International shares posted mixed results for the June quarter given the volatility associated with geopolitical events, such as, the UK’s decision to leave the EU. The S&P 500 gained 1.9%, the German DAX 30 was down 2.9% and the Nikkei 225 was down 7.1%. The MSCI World Index in Australian dollar terms was up 4.2% in the June quarter.
Asset Class – Fixed interest and cash
1 year return is 7.02% p.a.
5 year return is 6.74% p.a.
10 year return is 6.62% p.a.
International bond yields moved lower over the quarter. The benchmark 10 year Government bond rates in the US and Australia fell 30 and 51 basis points to close at 1.47% and 1.98% respectively. Yields fell on the Fed’s dovish outlook on interest rate hikes as markets no longer expect a rate hike in 2016. Additionally, the UK’s decision to leave the EU spurred a flight to safety which caused further decline in yields.
Asset Class – Cash
1 year return is 2.24% p.a.
5 year return is 3.10% p.a.
10 year return is 4.35% p.a.
The RBA lowered the cash rate by 25bps to 1.75% in the June quarter.
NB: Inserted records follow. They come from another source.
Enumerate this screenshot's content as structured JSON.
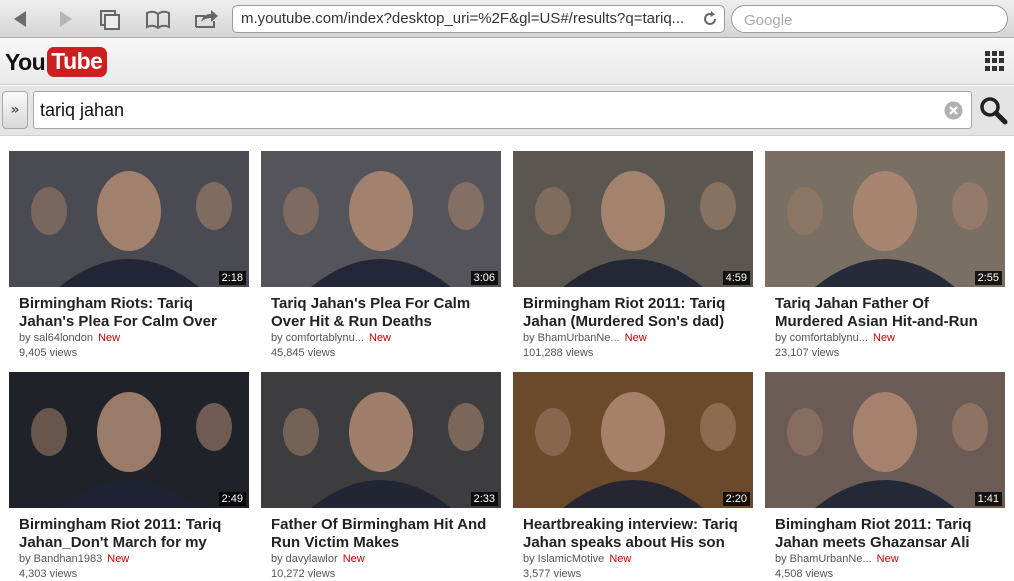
{
  "browser": {
    "url": "m.youtube.com/index?desktop_uri=%2F&gl=US#/results?q=tariq...",
    "search_placeholder": "Google"
  },
  "header": {
    "logo_you": "You",
    "logo_tube": "Tube"
  },
  "search": {
    "query": "tariq jahan"
  },
  "results": [
    {
      "title": "Birmingham Riots: Tariq Jahan's Plea For Calm Over",
      "by": "by sal64london",
      "new_label": "New",
      "views": "9,405 views",
      "duration": "2:18",
      "color": "#4a4a52"
    },
    {
      "title": "Tariq Jahan's Plea For Calm Over Hit & Run Deaths",
      "by": "by comfortablynu...",
      "new_label": "New",
      "views": "45,845 views",
      "duration": "3:06",
      "color": "#55545a"
    },
    {
      "title": "Birmingham Riot 2011: Tariq Jahan (Murdered Son's dad)",
      "by": "by BhamUrbanNe...",
      "new_label": "New",
      "views": "101,288 views",
      "duration": "4:59",
      "color": "#5b5750"
    },
    {
      "title": "Tariq Jahan Father Of Murdered Asian Hit-and-Run",
      "by": "by comfortablynu...",
      "new_label": "New",
      "views": "23,107 views",
      "duration": "2:55",
      "color": "#7a6f63"
    },
    {
      "title": "Birmingham Riot 2011: Tariq Jahan_Don't March for my",
      "by": "by Bandhan1983",
      "new_label": "New",
      "views": "4,303 views",
      "duration": "2:49",
      "color": "#20222a"
    },
    {
      "title": "Father Of Birmingham Hit And Run Victim Makes",
      "by": "by davylawlor",
      "new_label": "New",
      "views": "10,272 views",
      "duration": "2:33",
      "color": "#3d3d40"
    },
    {
      "title": "Heartbreaking interview: Tariq Jahan speaks about His son",
      "by": "by IslamicMotive",
      "new_label": "New",
      "views": "3,577 views",
      "duration": "2:20",
      "color": "#6a4a2a"
    },
    {
      "title": "Bimingham Riot 2011: Tariq Jahan meets Ghazansar Ali",
      "by": "by BhamUrbanNe...",
      "new_label": "New",
      "views": "4,508 views",
      "duration": "1:41",
      "color": "#6b5b55"
    }
  ]
}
Inflation was an important catalyst in the decision because it is well below the RBA’s medium term target zone of 2-3%. The weakness in domestic price pressures is attributed to low wage growth, softer rental and housing construction markets and declines in inputs to the cost of business. It is expected that the RBA will maintain its monetary easing bias due to declining terms of trade and weak domestic price pressure. In early August, the RBA reduced the cash rate to 1.5%.
High Yielding Internet Savings Accounts
Financial Institution and Interest Rate
ME Bank Online Savings – Rate 3.10% p.a.
St George Maxi Saver – Rate 3.00% p.a.
Bank of Melbourne – Maxi Saver – Rate 3.00% p.a.
Bank SA – Maxi Saver – Rate 3.00% p.a.
BankWest – Telenet Saver – Rate 3.00% p.a.
UBank – Usaver with Ultra – Rate 2.87% p.a.
Rates are subject to conditions and change.
Rates are correct as at 6/9/2016.